By John Engler
RISMEDIA, July 14, 2008-(eM+C)-On July 7, the Federal Trade Commission’s new rules for the CAN-SPAM Act of 2003 went into effect. If you are an e-mail marketer, you probably already have heard about this. But do you know exactly how those changes will affect your sending practices? To ensure you are in total compliance with the law, let’s look at the key issues of the new CAN-SPAM requirements.
If you don’t know anything about CAN-SPAM, you’re not alone. Unfortunately, 81 percent of e-mail marketers are unaware of the CAN-SPAM Act and its requirements. Here’s a quick recap: In 2004 when the law took effect, a lot of topics were unclear. It didn’t answer a lot of questions surrounding multiple senders or forward-to-a-friend. Also, industry critics were concerned that the 10-business-day rule for removing opt-out requests from a mailing list was too long. It was clear that a little tweaking would be necessary to clear up confusion among commercial e-mail marketers.
Now here we are, four years later. The new CAN-SPAM requirements clearly define “the sender,” and answer some marketers’ concerns around multiple-sender best practices. Here are the main points the new rules clarify:
– Multiple Advertisers: This is where it gets a little tricky, but stay with me. Multiple advertisers have the option of designating one person or party among them as the “CAN-SPAM sender.” This would actually work out to their advantage, as it significantly reduces the complexity of complying with the law in a joint-marketing scenario. If multiple senders do choose to do this, the “designated sender” may be the only one in the “From” line and is the only sender required to include an unsubscribe link and physical address.
In order to qualify as a sender in a multi-advertiser scenario, the law is also much more favorable now. To qualify as the “CAN-SPAM” sender, one must first be “advertising or promoting” one’s own products. Secondly, you must be an initiator of the e-mail. Only “initiators” that advertise their own product, service or Web site can qualify as a sender. After the above two conditions are met, the “From” line must show who will be the “designated sender.”
Keep in mind that this new “designated sender” rule is optional. Marketers can still have two senders in an e-mail if they want to, so that all parties are fully compliant. This is important to note, because if the “designated sender” fails to comply with the law, all other marketers in that message are now potentially liable for compliance.

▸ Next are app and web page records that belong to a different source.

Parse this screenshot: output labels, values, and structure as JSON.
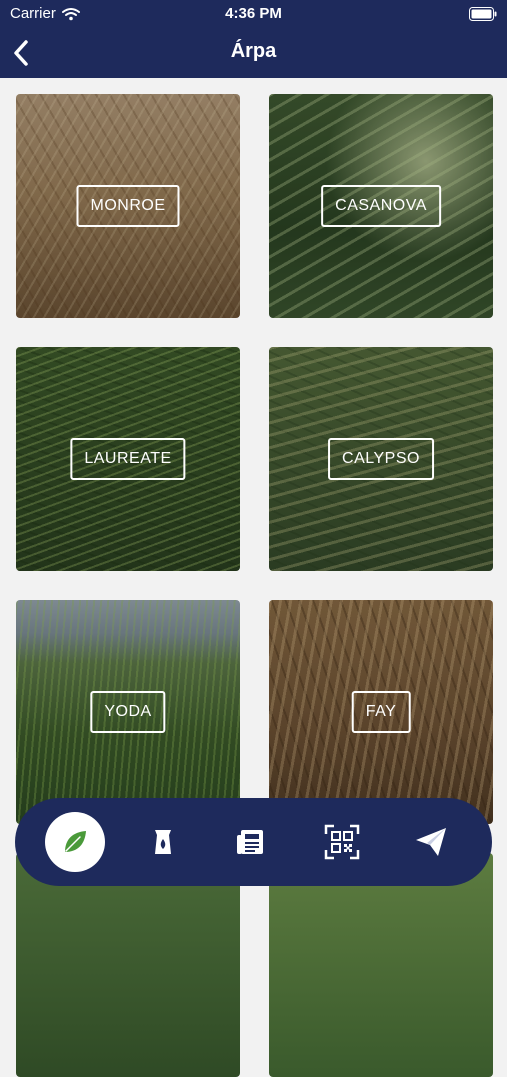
{
  "status_bar": {
    "carrier": "Carrier",
    "time": "4:36 PM"
  },
  "nav": {
    "title": "Árpa",
    "back_icon": "chevron-left-icon"
  },
  "varieties": [
    {
      "label": "MONROE"
    },
    {
      "label": "CASANOVA"
    },
    {
      "label": "LAUREATE"
    },
    {
      "label": "CALYPSO"
    },
    {
      "label": "YODA"
    },
    {
      "label": "FAY"
    }
  ],
  "tab_bar": {
    "items": [
      {
        "icon": "leaf-icon",
        "active": true
      },
      {
        "icon": "seed-bag-icon",
        "active": false
      },
      {
        "icon": "newspaper-icon",
        "active": false
      },
      {
        "icon": "qr-code-icon",
        "active": false
      },
      {
        "icon": "paper-plane-icon",
        "active": false
      }
    ]
  },
  "colors": {
    "brand_navy": "#1e2a5c",
    "background": "#f2f2f2",
    "active_leaf": "#4a9a3a",
    "label_text": "#ffffff"
  }
}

– Opt-Out Process: The new requirements specify that senders cannot complicate the opt-out process. You can only require an e-mail address on the opt-out page that visitors get to when they click the “unsubscribe” link in your e-mail, and you can’t require a user to visit more than one Web page to opt out.
If you require users to log in to an account with a username and/or password to “manage their e-mail preferences” when all they want to do is unsubscribe, you’re out of compliance. If you have an opt-out survey or a five-page opt-out process designed to make your customers think twice before opting out, you are definitely not in compliance with the law. Charging a fee or requiring any information beyond their e-mail address is now strictly prohibited.
The single-page, single e-mail address form, Web-based opt-out has always been considered a best practice, and now that level of simplicity is a requirement by the law. Keep in mind that you can, however, ask for more information on the opt-out page — you just can’t require it.
One thing that did not change is the 10-day opt-out rule. The reality is that spammers do not honor opt-outs at all while legitimate marketers have not been opportunistic with the 10-business-day window, so the FTC saw no reason to shorten the time frame.
– Forward-to-a-Friend: If a marketer induces or offers an incentive to someone to forward a message, then that marketer has “initiated” that message, and full compliance with CAN-SPAM is required. This may not seem like a big deal, but it is an important clarification of this law. Full compliance means you must scrub outbound forwards that were induced or incented against your suppression list before delivering the forward. It means that an opt-out link and physical address must be included, and the “From” line should probably be the marketer rather than the individual that wants to forward the message. And to top it all off, it doesn’t matter if the forward was done inside the forwarder’s e-mail client or on your website. If the sending of the message is not procured by the advertiser, then the advertiser is not an “initiator” and can’t be held liable for CAN-SPAM compliance.
All in all, the new regulations are something that legitimate marketers should embrace, and make compliance and liability discussions easier to have. If you follow sending best practices, you may have nothing to worry about or change since the FTC’s position is well in line with the prevailing philosophy in the industry.
The one thing all marketers should check is their opt-out page. Make sure it complies with the new opt-out requirements, as that’s probably the one place where people are most out of compliance.
Whether you are starting from scratch or just ensuring you are on the right track, total compliance is in your hands.
John Engler is the vice president and general manager of UnsubCentral, an Austin, Tex.-based company that offers advertisers and affiliates CAN-SPAM suppression list management solutions.